Return every line below exactly, without dropping any.

Available data

------

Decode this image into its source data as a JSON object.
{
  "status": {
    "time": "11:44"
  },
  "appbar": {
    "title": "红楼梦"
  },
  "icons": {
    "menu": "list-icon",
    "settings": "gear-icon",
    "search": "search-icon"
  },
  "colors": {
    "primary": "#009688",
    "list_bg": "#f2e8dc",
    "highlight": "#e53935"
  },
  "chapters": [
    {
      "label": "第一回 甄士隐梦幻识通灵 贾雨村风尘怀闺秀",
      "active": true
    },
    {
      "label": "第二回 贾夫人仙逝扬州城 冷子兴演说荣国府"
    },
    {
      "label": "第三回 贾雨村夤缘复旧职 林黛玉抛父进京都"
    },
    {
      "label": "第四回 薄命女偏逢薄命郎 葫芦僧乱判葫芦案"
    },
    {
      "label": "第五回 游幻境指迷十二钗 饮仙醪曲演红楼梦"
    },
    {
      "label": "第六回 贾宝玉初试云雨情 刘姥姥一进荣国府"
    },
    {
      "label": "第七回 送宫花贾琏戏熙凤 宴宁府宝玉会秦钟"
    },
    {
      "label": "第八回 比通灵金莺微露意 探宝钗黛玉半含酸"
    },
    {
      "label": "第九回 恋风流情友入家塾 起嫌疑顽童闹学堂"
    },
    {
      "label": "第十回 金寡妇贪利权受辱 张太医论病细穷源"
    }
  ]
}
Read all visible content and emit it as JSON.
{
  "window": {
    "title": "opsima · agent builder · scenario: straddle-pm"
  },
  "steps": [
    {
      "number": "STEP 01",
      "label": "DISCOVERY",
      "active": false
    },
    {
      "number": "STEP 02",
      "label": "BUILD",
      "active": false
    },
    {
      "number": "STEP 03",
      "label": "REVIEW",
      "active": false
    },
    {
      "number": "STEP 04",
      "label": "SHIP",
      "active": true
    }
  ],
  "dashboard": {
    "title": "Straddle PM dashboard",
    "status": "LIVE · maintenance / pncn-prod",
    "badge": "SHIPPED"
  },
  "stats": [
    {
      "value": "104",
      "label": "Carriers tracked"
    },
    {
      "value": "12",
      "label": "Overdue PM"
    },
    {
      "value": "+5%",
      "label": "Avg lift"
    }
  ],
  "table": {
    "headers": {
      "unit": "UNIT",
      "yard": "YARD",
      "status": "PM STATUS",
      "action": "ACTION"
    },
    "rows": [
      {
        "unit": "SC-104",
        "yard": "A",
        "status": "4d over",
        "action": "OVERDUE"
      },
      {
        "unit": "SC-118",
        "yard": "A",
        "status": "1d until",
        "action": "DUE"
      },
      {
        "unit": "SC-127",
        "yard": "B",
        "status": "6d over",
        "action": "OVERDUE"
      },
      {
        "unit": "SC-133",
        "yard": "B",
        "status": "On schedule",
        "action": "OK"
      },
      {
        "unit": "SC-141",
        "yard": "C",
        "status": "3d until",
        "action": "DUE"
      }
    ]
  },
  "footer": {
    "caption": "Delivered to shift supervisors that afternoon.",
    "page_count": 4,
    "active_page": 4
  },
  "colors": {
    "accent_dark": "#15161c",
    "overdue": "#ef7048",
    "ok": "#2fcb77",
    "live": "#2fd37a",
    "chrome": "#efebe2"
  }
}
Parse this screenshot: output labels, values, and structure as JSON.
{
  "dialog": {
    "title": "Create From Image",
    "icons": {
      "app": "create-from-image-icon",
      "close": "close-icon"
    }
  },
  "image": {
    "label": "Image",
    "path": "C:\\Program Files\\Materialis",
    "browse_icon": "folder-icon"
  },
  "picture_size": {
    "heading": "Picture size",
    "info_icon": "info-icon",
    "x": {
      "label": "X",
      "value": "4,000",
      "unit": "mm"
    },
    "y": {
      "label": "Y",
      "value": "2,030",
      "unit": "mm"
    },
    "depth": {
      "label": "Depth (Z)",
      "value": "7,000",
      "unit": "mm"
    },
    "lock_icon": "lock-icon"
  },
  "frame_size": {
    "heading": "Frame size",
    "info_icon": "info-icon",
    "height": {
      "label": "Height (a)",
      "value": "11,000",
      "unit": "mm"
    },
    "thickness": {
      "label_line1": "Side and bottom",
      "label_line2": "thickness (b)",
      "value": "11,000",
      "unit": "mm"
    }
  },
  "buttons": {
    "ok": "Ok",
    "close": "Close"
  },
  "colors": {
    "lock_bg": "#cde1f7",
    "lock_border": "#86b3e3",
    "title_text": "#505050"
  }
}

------

Answer space
Decode this image into its source data as a JSON object.
{
  "status": {
    "time": "11:44"
  },
  "appbar": {
    "title": "红楼梦"
  },
  "icons": {
    "menu": "list-icon",
    "settings": "gear-icon",
    "search": "search-icon"
  },
  "colors": {
    "primary": "#009688",
    "list_bg": "#f2e8dc",
    "highlight": "#e53935"
  },
  "chapters": [
    {
      "label": "第一回 甄士隐梦幻识通灵 贾雨村风尘怀闺秀",
      "active": true
    },
    {
      "label": "第二回 贾夫人仙逝扬州城 冷子兴演说荣国府"
    },
    {
      "label": "第三回 贾雨村夤缘复旧职 林黛玉抛父进京都"
    },
    {
      "label": "第四回 薄命女偏逢薄命郎 葫芦僧乱判葫芦案"
    },
    {
      "label": "第五回 游幻境指迷十二钗 饮仙醪曲演红楼梦"
    },
    {
      "label": "第六回 贾宝玉初试云雨情 刘姥姥一进荣国府"
    },
    {
      "label": "第七回 送宫花贾琏戏熙凤 宴宁府宝玉会秦钟"
    },
    {
      "label": "第八回 比通灵金莺微露意 探宝钗黛玉半含酸"
    },
    {
      "label": "第九回 恋风流情友入家塾 起嫌疑顽童闹学堂"
    },
    {
      "label": "第十回 金寡妇贪利权受辱 张太医论病细穷源"
    }
  ]
}
Read all visible content and emit it as JSON.
{
  "window": {
    "title": "opsima · agent builder · scenario: straddle-pm"
  },
  "steps": [
    {
      "number": "STEP 01",
      "label": "DISCOVERY",
      "active": false
    },
    {
      "number": "STEP 02",
      "label": "BUILD",
      "active": false
    },
    {
      "number": "STEP 03",
      "label": "REVIEW",
      "active": false
    },
    {
      "number": "STEP 04",
      "label": "SHIP",
      "active": true
    }
  ],
  "dashboard": {
    "title": "Straddle PM dashboard",
    "status": "LIVE · maintenance / pncn-prod",
    "badge": "SHIPPED"
  },
  "stats": [
    {
      "value": "104",
      "label": "Carriers tracked"
    },
    {
      "value": "12",
      "label": "Overdue PM"
    },
    {
      "value": "+5%",
      "label": "Avg lift"
    }
  ],
  "table": {
    "headers": {
      "unit": "UNIT",
      "yard": "YARD",
      "status": "PM STATUS",
      "action": "ACTION"
    },
    "rows": [
      {
        "unit": "SC-104",
        "yard": "A",
        "status": "4d over",
        "action": "OVERDUE"
      },
      {
        "unit": "SC-118",
        "yard": "A",
        "status": "1d until",
        "action": "DUE"
      },
      {
        "unit": "SC-127",
        "yard": "B",
        "status": "6d over",
        "action": "OVERDUE"
      },
      {
        "unit": "SC-133",
        "yard": "B",
        "status": "On schedule",
        "action": "OK"
      },
      {
        "unit": "SC-141",
        "yard": "C",
        "status": "3d until",
        "action": "DUE"
      }
    ]
  },
  "footer": {
    "caption": "Delivered to shift supervisors that afternoon.",
    "page_count": 4,
    "active_page": 4
  },
  "colors": {
    "accent_dark": "#15161c",
    "overdue": "#ef7048",
    "ok": "#2fcb77",
    "live": "#2fd37a",
    "chrome": "#efebe2"
  }
}
Parse this screenshot: output labels, values, and structure as JSON.
{
  "dialog": {
    "title": "Create From Image",
    "icons": {
      "app": "create-from-image-icon",
      "close": "close-icon"
    }
  },
  "image": {
    "label": "Image",
    "path": "C:\\Program Files\\Materialis",
    "browse_icon": "folder-icon"
  },
  "picture_size": {
    "heading": "Picture size",
    "info_icon": "info-icon",
    "x": {
      "label": "X",
      "value": "4,000",
      "unit": "mm"
    },
    "y": {
      "label": "Y",
      "value": "2,030",
      "unit": "mm"
    },
    "depth": {
      "label": "Depth (Z)",
      "value": "7,000",
      "unit": "mm"
    },
    "lock_icon": "lock-icon"
  },
  "frame_size": {
    "heading": "Frame size",
    "info_icon": "info-icon",
    "height": {
      "label": "Height (a)",
      "value": "11,000",
      "unit": "mm"
    },
    "thickness": {
      "label_line1": "Side and bottom",
      "label_line2": "thickness (b)",
      "value": "11,000",
      "unit": "mm"
    }
  },
  "buttons": {
    "ok": "Ok",
    "close": "Close"
  },
  "colors": {
    "lock_bg": "#cde1f7",
    "lock_border": "#86b3e3",
    "title_text": "#505050"
  }
}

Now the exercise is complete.